Just like the young couple, St. Bernard writes that we all begin loving God for purely selfish reasons. We love God because God (or the idea of God) makes us feel good and because God does some great stuff for us. This is well and good in and of itself, but it has not been tested by suffering. After some trials, the soul begins to love God because God is good. This is just like our middle-aged couple who are learning to rely on one another in starting a family, they are beginning to see the goodness in each other. Then, the soul begins to love God for the reason that God is God. This is like the elderly couple, who tested throughout their lives, love each other because she is his wife and he, her husband.
Yet, St. Bernard goes on to give one more stage and it is at this place that my cheesy little metaphor falls apart. Bernard writes that through Godly suffering, the soul’s motivation for loving God moves to a complete love without regard for self. At this point, the soul only loves itself in that God loves it. The soul loses itself in God as drop of water poured into wine. The soul becomes one with God, yet remains itself.
The way we pray shows how we love God and our words betray the level at which we love God. Most of us — myself foremost — love God for purely selfish reasons and our prayers sound like it. If we were to make a chart of our prayer time, the time we spend on ourselves would take up most of the pie. Please keep in mind, though, that this is not necessarily a bad thing — it’s just not as perfect as it could be. We’re like the young couple at Olive Garden in our prayers, we pray because God does stuff for us or because God makes us feel good. We, just like them, should move more and more towards a selfless love that shows itself in the prayers of silence and surrender.
So, how do we deepen our love of God through our prayers? Well, like St. Bernard, I think suffering-in-love (redemptive suffering) plays the primary role in this. As CS Lewis once wrote, “I assume that the process of purification will normally involve suffering. Partly from tradition; partly because most real good that has been done me in this life has involved it.” (Letters to Malcolm)

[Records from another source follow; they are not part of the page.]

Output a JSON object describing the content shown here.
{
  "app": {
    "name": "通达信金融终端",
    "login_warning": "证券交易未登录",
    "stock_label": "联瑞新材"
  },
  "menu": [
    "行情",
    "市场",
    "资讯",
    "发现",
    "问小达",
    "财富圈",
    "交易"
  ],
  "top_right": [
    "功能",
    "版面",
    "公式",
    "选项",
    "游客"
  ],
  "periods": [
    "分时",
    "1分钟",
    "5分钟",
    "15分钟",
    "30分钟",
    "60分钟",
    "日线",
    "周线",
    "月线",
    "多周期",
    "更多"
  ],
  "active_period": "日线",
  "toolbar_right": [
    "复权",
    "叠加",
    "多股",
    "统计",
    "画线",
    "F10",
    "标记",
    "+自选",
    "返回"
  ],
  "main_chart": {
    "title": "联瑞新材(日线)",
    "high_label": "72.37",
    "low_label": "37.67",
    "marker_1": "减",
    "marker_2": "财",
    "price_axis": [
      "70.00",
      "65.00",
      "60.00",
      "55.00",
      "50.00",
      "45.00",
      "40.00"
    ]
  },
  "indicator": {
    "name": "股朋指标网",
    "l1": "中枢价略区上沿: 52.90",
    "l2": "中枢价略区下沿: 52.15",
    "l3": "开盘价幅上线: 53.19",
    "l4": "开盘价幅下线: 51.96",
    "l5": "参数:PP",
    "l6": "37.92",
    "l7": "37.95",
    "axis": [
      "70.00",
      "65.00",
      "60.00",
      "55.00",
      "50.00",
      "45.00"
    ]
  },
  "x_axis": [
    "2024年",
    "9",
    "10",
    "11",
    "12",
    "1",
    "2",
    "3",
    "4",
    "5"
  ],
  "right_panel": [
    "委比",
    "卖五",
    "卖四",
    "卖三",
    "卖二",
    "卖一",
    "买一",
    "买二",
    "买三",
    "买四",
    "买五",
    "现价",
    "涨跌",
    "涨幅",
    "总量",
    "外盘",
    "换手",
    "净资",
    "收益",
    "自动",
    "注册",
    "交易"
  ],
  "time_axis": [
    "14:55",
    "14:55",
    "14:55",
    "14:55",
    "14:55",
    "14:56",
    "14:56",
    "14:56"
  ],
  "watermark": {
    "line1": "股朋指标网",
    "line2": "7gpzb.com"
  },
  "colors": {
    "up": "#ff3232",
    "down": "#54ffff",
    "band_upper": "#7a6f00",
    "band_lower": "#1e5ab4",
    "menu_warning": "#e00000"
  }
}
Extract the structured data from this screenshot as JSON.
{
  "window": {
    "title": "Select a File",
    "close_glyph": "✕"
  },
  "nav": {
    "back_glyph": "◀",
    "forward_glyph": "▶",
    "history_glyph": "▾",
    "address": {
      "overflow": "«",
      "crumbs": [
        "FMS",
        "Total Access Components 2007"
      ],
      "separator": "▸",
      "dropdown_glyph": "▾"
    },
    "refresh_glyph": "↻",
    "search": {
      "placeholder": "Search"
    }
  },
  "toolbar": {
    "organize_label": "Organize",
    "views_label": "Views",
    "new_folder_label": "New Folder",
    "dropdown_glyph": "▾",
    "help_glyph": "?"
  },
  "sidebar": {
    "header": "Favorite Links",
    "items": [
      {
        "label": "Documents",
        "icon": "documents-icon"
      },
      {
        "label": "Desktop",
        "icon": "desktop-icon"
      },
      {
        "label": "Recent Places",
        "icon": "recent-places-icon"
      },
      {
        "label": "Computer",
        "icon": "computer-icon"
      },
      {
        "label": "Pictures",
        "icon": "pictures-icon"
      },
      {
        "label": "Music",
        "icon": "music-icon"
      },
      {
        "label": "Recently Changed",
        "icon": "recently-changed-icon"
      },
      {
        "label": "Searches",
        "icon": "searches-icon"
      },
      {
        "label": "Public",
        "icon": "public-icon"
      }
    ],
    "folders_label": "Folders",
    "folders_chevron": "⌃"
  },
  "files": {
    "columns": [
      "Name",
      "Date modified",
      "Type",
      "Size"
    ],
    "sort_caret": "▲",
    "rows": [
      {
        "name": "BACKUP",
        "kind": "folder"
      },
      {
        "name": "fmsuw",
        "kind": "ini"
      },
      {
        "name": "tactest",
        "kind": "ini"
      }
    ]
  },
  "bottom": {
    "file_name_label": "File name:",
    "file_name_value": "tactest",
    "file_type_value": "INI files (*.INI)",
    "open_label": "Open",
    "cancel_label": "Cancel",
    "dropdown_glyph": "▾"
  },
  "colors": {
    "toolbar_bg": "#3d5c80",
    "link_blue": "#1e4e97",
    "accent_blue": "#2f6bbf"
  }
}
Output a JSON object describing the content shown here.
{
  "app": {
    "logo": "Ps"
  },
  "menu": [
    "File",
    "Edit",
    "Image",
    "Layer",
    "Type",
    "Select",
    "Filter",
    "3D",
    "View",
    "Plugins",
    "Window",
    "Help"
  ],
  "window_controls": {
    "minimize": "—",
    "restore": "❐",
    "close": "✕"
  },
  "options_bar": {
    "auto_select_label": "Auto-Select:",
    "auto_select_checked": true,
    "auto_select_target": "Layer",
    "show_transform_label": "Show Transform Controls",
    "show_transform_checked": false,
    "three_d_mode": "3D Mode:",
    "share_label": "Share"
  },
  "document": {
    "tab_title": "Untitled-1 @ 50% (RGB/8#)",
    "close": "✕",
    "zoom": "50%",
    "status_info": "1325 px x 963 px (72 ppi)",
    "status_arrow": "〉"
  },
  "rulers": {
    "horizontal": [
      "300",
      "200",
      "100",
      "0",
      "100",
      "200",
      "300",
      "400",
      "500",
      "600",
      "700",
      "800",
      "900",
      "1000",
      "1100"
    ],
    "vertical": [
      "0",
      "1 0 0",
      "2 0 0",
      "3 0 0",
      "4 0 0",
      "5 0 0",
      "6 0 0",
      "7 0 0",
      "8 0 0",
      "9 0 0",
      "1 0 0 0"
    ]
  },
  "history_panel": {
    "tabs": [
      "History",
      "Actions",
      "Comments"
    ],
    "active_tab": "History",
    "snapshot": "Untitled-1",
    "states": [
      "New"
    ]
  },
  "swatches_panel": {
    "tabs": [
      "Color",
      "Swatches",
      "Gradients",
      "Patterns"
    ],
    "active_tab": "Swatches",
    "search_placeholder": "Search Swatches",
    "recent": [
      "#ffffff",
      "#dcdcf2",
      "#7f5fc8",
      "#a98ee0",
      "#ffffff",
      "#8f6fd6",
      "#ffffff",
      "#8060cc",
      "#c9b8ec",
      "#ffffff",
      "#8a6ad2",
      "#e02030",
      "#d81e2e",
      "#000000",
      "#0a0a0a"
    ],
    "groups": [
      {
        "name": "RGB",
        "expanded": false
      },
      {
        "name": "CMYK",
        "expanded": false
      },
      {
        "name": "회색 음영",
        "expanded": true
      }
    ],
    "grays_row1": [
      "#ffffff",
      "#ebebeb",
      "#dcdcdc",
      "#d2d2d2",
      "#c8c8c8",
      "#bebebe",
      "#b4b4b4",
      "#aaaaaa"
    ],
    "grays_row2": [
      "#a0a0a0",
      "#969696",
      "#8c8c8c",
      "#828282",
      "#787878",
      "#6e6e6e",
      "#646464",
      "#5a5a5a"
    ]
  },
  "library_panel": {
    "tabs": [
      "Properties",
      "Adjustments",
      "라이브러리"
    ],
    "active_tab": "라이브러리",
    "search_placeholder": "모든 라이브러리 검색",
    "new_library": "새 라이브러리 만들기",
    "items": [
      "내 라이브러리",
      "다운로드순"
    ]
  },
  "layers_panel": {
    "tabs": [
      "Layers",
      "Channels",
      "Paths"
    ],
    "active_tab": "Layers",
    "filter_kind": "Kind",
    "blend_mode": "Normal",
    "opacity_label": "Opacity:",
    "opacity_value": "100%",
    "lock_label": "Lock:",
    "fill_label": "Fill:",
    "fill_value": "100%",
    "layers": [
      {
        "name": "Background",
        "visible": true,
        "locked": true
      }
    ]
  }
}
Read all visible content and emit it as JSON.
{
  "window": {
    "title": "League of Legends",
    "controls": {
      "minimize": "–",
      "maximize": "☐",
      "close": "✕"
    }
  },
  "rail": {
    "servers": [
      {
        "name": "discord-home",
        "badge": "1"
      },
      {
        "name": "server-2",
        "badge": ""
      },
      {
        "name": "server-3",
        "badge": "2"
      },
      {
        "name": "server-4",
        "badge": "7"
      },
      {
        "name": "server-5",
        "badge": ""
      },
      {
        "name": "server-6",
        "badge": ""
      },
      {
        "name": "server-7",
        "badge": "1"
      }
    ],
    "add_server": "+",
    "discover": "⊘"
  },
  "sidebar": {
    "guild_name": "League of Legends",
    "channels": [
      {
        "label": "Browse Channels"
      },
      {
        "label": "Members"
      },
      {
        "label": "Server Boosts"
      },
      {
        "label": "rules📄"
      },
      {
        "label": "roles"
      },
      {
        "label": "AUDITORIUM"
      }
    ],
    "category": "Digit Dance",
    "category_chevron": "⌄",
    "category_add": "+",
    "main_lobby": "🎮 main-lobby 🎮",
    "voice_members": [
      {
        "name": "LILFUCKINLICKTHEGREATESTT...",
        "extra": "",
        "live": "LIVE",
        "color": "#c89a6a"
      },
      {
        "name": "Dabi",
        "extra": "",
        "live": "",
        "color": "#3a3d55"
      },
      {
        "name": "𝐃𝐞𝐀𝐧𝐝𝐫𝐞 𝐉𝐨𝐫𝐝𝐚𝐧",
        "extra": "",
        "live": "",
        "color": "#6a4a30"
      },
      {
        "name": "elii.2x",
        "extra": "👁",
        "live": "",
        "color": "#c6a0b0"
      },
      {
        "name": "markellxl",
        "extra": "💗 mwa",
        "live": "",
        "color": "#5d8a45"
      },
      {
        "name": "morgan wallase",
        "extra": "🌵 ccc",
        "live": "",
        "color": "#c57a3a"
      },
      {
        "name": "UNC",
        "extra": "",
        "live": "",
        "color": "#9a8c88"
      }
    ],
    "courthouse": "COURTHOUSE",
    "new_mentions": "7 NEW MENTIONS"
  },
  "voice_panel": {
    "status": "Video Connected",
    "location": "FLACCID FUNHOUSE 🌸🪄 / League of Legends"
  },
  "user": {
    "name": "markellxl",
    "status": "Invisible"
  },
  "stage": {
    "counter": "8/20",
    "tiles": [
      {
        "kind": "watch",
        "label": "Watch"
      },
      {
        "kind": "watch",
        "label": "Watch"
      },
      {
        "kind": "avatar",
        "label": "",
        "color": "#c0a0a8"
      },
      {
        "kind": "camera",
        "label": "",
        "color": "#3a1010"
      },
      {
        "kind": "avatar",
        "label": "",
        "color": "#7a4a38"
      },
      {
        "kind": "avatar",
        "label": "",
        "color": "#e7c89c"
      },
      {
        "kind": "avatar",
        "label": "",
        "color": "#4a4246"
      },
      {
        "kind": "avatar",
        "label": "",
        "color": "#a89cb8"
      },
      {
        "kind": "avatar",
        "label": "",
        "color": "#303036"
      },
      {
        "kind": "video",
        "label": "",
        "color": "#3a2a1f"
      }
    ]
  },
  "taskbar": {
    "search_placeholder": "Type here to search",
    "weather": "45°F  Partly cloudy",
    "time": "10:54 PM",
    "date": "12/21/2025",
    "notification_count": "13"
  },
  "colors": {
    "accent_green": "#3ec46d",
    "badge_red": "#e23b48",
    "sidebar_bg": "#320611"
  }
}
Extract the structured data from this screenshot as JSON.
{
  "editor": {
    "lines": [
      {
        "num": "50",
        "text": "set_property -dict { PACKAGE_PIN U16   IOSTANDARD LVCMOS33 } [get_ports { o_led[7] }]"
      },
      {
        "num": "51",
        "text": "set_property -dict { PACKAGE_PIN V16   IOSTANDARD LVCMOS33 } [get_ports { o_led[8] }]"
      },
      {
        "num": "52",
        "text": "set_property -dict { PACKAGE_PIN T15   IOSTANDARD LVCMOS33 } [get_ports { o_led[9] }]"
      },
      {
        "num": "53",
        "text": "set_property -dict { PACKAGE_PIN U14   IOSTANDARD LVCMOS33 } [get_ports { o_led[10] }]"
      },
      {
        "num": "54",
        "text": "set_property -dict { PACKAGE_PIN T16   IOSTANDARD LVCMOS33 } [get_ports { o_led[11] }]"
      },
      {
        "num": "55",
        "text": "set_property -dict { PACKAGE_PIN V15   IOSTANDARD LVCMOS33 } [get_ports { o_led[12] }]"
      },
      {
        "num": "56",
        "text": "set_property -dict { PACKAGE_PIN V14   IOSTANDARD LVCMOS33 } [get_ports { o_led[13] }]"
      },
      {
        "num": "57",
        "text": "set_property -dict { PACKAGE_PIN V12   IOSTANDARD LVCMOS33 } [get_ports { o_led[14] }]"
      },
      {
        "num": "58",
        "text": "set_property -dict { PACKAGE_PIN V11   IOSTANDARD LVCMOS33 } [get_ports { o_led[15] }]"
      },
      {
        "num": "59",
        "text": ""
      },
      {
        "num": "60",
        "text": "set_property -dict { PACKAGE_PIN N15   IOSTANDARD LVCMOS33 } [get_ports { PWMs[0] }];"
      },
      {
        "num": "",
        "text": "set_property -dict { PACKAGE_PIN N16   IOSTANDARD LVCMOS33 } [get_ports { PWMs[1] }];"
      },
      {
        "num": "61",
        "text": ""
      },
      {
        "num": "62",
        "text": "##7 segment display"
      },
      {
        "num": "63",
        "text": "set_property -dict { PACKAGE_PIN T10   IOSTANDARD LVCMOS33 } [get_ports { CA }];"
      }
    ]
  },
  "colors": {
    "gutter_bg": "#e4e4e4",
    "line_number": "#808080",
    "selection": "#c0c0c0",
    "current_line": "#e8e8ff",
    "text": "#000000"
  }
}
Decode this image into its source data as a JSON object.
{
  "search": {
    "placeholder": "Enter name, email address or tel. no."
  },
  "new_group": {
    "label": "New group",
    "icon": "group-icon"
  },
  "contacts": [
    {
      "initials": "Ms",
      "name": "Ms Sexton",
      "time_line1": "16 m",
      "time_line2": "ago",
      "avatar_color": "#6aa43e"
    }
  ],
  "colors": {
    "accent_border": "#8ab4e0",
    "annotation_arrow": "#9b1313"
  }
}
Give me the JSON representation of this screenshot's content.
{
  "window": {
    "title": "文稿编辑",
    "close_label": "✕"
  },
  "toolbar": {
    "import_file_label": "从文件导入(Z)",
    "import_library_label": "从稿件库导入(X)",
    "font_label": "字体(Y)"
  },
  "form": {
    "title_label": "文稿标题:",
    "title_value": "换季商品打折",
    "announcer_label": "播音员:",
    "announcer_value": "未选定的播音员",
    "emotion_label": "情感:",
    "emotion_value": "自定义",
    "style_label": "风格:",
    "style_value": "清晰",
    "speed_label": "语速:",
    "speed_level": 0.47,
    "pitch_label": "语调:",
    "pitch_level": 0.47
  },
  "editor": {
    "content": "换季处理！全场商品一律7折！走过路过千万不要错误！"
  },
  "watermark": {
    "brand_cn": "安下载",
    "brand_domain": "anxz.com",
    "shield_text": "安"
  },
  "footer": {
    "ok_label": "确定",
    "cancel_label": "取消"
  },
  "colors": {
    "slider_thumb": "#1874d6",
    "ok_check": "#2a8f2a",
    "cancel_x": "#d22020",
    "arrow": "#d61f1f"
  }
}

Yet, I also think that the liturgy is the vehicle by which our prayers and love for God are deepened. For example, we do not always feel the words that we pray or think the same as the words we say, yet the liturgy shows how how we should be thinking and how we should be praying. The focus of the liturgy is always on God and away from self (through the self is still remembered); the liturgy is constantly moving us towards God. Through constant and attentive repetition, lex orandi, lex credendi takes effect and we are brought into a deeper prayer-life, a deeper love and a deeper union with God. The self remains, but it is wholly consumed by the Divine.
Through the liturgy, we move from being a starry-eyed, untested lover of God to a mature lover, wholly at one with the Divine. May the good Lord grant us all the grace of having a deeper love for God and each other.
Almighty and eternal God, so draw our hearts to thee , so guide our minds, so fill our imaginations, so control our wills, that we may be wholly thine , utterly dedicated unto thee ; and then use us, we pray thee , as thou wilt , and always to thy glory and the welfare of thy people; through our Lord and Savior Jesus Christ. Amen.